The Barn and The Woman's Art Club of Cincinnati
This is the website of The Barn (Woman's Art Club Cultural Center) & The Woman's Art Club of Cincinnati
Looking for event information? The photo banner above scrolls through events with clickable links, or to read about all events, click here.
The Club was founded in 1892 by 19 women artists, in response to the Cincinnati Art Club’s refusal to accept female members. Today The Club is more than 250 women strong and is the oldest Woman’s Art Club operating without interruption in the United States. A bit of history: In 1992, our centennial year, The Club moved to its first permanent address at the Pendleton Art Center.
Then, in 2006, in order to raise funds to restore the Resthaven Barn in Mariemont as a Cultural Center, The Club created the Woman’s Art Club of Cincinnati Foundation (The Foundation). The Barn currently provides space for art instruction, art exhibits, artists’ studios, meetings and events. The Barn continues to be maintained and operated by The Foundation as a State of Ohio Cultural Facility serving men, women, and children of the Greater Cincinnati Area. Last year we received 16,000 individual visits!

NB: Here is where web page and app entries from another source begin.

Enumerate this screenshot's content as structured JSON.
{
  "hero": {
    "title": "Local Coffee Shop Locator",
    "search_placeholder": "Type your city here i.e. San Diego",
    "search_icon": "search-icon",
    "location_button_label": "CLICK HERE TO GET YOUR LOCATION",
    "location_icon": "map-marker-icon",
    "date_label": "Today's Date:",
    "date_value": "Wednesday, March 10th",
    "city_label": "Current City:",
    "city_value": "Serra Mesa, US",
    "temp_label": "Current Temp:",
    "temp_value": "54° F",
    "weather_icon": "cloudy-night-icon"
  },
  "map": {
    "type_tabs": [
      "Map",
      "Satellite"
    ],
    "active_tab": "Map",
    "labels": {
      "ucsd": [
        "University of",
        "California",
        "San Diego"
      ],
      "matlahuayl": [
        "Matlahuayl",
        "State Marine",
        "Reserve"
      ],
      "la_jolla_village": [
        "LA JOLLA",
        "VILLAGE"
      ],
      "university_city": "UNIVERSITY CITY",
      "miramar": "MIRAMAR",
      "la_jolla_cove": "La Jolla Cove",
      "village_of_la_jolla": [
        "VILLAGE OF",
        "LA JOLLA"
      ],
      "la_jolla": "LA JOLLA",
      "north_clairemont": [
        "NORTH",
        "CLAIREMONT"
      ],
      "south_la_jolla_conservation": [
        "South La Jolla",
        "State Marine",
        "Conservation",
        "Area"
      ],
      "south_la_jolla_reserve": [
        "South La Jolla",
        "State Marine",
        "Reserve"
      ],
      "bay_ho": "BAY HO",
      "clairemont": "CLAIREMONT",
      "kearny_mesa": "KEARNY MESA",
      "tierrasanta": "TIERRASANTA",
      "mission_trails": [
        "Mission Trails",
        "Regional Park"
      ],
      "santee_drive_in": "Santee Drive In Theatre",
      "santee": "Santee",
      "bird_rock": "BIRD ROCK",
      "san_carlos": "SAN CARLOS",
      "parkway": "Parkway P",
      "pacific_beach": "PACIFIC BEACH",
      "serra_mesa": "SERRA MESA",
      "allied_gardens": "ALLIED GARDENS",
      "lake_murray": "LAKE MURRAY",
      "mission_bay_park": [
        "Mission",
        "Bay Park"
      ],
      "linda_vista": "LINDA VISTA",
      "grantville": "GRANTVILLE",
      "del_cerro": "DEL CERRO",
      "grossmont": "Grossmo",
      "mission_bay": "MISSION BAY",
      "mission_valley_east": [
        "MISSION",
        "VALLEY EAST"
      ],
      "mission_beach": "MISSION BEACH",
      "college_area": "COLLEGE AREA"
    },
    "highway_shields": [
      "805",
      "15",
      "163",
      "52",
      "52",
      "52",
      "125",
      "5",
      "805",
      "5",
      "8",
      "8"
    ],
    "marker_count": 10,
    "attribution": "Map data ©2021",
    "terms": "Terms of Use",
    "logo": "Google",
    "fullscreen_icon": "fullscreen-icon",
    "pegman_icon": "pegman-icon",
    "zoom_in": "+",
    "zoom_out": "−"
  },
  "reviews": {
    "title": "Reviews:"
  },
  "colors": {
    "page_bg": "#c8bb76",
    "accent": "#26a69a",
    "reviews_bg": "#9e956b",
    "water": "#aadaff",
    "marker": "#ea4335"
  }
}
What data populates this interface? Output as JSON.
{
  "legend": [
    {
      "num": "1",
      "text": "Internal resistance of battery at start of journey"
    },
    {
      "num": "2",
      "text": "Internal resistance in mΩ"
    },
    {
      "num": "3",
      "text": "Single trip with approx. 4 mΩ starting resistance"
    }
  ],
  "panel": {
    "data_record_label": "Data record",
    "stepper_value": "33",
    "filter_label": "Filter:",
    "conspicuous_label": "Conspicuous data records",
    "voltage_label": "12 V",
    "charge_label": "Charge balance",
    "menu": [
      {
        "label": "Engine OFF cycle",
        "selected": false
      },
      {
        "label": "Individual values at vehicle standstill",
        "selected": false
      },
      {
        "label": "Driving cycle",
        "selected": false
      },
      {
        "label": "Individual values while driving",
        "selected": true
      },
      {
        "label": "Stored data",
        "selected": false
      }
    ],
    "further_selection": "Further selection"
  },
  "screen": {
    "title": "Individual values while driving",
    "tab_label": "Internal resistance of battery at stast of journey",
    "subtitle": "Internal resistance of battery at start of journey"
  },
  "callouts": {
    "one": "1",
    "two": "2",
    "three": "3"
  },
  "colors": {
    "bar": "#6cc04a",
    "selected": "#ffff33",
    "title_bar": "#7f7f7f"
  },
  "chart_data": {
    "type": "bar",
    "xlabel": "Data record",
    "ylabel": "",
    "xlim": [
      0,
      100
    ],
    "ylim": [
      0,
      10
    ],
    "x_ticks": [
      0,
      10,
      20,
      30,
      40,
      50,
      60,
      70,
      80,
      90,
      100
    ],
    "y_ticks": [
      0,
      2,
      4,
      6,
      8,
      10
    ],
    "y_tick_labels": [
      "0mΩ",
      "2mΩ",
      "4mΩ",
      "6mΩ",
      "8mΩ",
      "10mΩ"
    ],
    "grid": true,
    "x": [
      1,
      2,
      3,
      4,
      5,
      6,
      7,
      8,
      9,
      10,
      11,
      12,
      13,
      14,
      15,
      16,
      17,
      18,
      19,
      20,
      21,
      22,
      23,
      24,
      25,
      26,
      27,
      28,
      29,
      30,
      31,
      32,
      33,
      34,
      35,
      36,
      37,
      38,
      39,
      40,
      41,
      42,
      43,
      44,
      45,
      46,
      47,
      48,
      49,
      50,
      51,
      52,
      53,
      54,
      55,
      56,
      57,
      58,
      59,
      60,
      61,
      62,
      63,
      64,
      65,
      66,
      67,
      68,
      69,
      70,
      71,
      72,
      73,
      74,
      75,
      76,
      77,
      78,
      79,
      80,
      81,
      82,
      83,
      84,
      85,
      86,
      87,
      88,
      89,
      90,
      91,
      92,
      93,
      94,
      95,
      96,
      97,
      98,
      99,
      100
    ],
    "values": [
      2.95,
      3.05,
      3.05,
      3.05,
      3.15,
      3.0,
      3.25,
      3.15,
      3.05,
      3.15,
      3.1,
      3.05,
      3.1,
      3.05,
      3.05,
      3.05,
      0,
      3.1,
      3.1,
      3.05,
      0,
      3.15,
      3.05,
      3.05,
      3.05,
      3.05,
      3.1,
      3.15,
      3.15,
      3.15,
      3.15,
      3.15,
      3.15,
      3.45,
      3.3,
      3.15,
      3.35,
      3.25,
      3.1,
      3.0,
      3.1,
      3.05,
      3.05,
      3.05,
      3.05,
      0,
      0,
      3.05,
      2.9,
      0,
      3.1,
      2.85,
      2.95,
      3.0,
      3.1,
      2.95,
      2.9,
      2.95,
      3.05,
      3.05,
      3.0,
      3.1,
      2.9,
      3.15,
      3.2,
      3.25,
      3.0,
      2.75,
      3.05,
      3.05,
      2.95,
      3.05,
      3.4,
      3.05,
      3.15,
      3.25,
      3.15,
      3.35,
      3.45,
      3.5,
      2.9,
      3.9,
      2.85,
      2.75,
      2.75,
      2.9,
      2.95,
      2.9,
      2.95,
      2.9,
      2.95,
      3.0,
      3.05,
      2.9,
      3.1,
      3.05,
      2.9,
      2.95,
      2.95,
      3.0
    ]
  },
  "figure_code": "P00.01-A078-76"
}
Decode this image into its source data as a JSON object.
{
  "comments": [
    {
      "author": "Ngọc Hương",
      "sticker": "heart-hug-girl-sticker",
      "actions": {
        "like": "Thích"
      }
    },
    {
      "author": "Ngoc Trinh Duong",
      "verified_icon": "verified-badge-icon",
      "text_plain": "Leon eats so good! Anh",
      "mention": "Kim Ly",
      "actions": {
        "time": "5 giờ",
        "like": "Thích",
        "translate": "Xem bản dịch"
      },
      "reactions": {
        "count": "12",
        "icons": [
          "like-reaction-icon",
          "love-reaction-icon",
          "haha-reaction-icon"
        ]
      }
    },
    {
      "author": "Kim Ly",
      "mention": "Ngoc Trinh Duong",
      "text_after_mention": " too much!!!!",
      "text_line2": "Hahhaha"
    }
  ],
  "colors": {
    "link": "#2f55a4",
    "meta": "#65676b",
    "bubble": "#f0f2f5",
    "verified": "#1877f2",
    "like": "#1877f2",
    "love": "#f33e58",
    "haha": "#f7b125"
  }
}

A question commonly asked is, "Do I have to be a member to take classes or attend cultural events at the Barn?". No, you do not have to "be a member" or pay membership fees for all the wonderful art classes & programming we have to offer. We are an Ohio Cultural Arts Center open to all.
An array of local and international artists and art dealers present an exhibition entitled, “Blacks on Horseback.” The subject will be interpreted by several different artists in a variety of media including paintings, photography, sculpture, and film. The purpose of the show is to celebrate the little-known history of Africans and their descendants as relates to their connection with the horse. The opening will take place Sunday May 7, 2017 at 1:00pm here at The Barn.
Special guest Dr. Pellom McDaniels III, curator and Assistant Professor of African American Studies at Emory University will speak about his book, “Prince of Jockeys: The Life of Isaac Burns Murphy.” He will be available for book signing immediately following his talk.
Artist and gallery owner Elliott Jordan, curator of the exhibit, uses his knowledge to select striking images to present this combination of equine art and culture. Jordan speaks of the uniqueness of the exhibit, “Truth and knowledge enriches our collective consciousness. I feel part of my purpose is to feed a society hungry for awareness of itself.”